** Information provided **
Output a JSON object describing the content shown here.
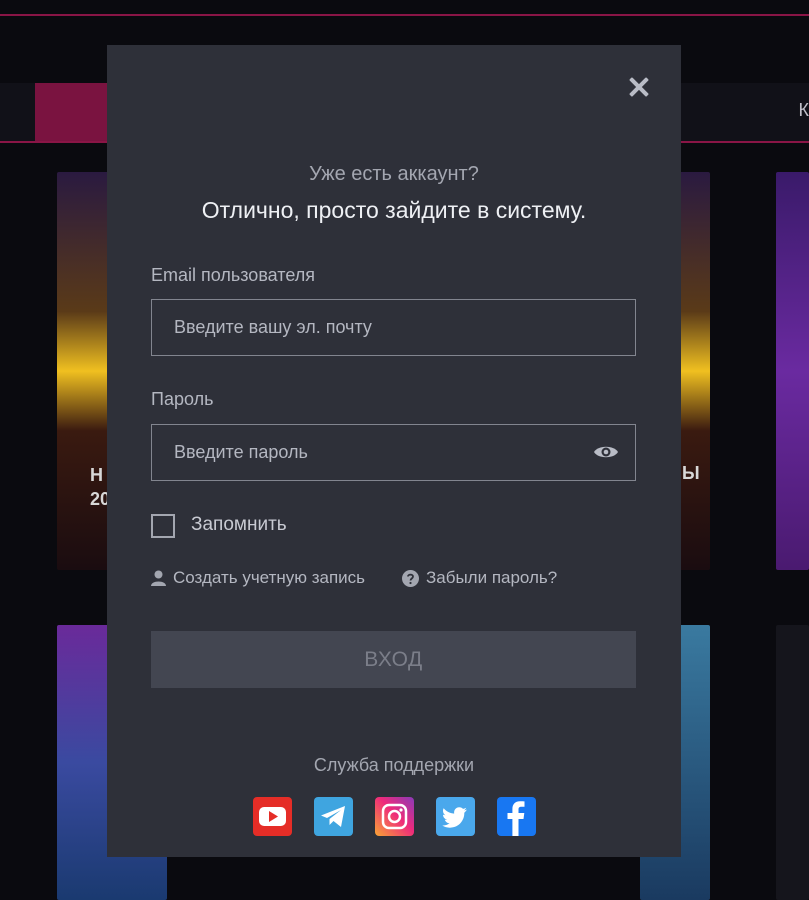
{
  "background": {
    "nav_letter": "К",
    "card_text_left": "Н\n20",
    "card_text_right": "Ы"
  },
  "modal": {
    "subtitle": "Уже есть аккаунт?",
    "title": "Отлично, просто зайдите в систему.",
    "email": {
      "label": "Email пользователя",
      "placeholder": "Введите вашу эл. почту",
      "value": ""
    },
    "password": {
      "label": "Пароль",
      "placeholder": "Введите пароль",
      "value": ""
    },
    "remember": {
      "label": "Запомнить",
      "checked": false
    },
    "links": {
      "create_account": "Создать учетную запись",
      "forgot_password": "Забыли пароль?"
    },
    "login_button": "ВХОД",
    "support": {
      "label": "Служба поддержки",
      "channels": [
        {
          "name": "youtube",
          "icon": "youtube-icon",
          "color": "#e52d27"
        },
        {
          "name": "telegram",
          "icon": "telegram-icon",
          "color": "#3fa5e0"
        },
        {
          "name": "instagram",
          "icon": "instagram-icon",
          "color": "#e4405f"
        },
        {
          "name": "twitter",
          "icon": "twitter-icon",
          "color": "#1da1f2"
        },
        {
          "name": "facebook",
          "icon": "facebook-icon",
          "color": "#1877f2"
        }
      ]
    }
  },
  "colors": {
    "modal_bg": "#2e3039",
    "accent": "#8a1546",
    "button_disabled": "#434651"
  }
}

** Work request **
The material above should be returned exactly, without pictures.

** Answer box **
Output a JSON object describing the content shown here.
{
  "background": {
    "nav_letter": "К",
    "card_text_left": "Н\n20",
    "card_text_right": "Ы"
  },
  "modal": {
    "subtitle": "Уже есть аккаунт?",
    "title": "Отлично, просто зайдите в систему.",
    "email": {
      "label": "Email пользователя",
      "placeholder": "Введите вашу эл. почту",
      "value": ""
    },
    "password": {
      "label": "Пароль",
      "placeholder": "Введите пароль",
      "value": ""
    },
    "remember": {
      "label": "Запомнить",
      "checked": false
    },
    "links": {
      "create_account": "Создать учетную запись",
      "forgot_password": "Забыли пароль?"
    },
    "login_button": "ВХОД",
    "support": {
      "label": "Служба поддержки",
      "channels": [
        {
          "name": "youtube",
          "icon": "youtube-icon",
          "color": "#e52d27"
        },
        {
          "name": "telegram",
          "icon": "telegram-icon",
          "color": "#3fa5e0"
        },
        {
          "name": "instagram",
          "icon": "instagram-icon",
          "color": "#e4405f"
        },
        {
          "name": "twitter",
          "icon": "twitter-icon",
          "color": "#1da1f2"
        },
        {
          "name": "facebook",
          "icon": "facebook-icon",
          "color": "#1877f2"
        }
      ]
    }
  },
  "colors": {
    "modal_bg": "#2e3039",
    "accent": "#8a1546",
    "button_disabled": "#434651"
  }
}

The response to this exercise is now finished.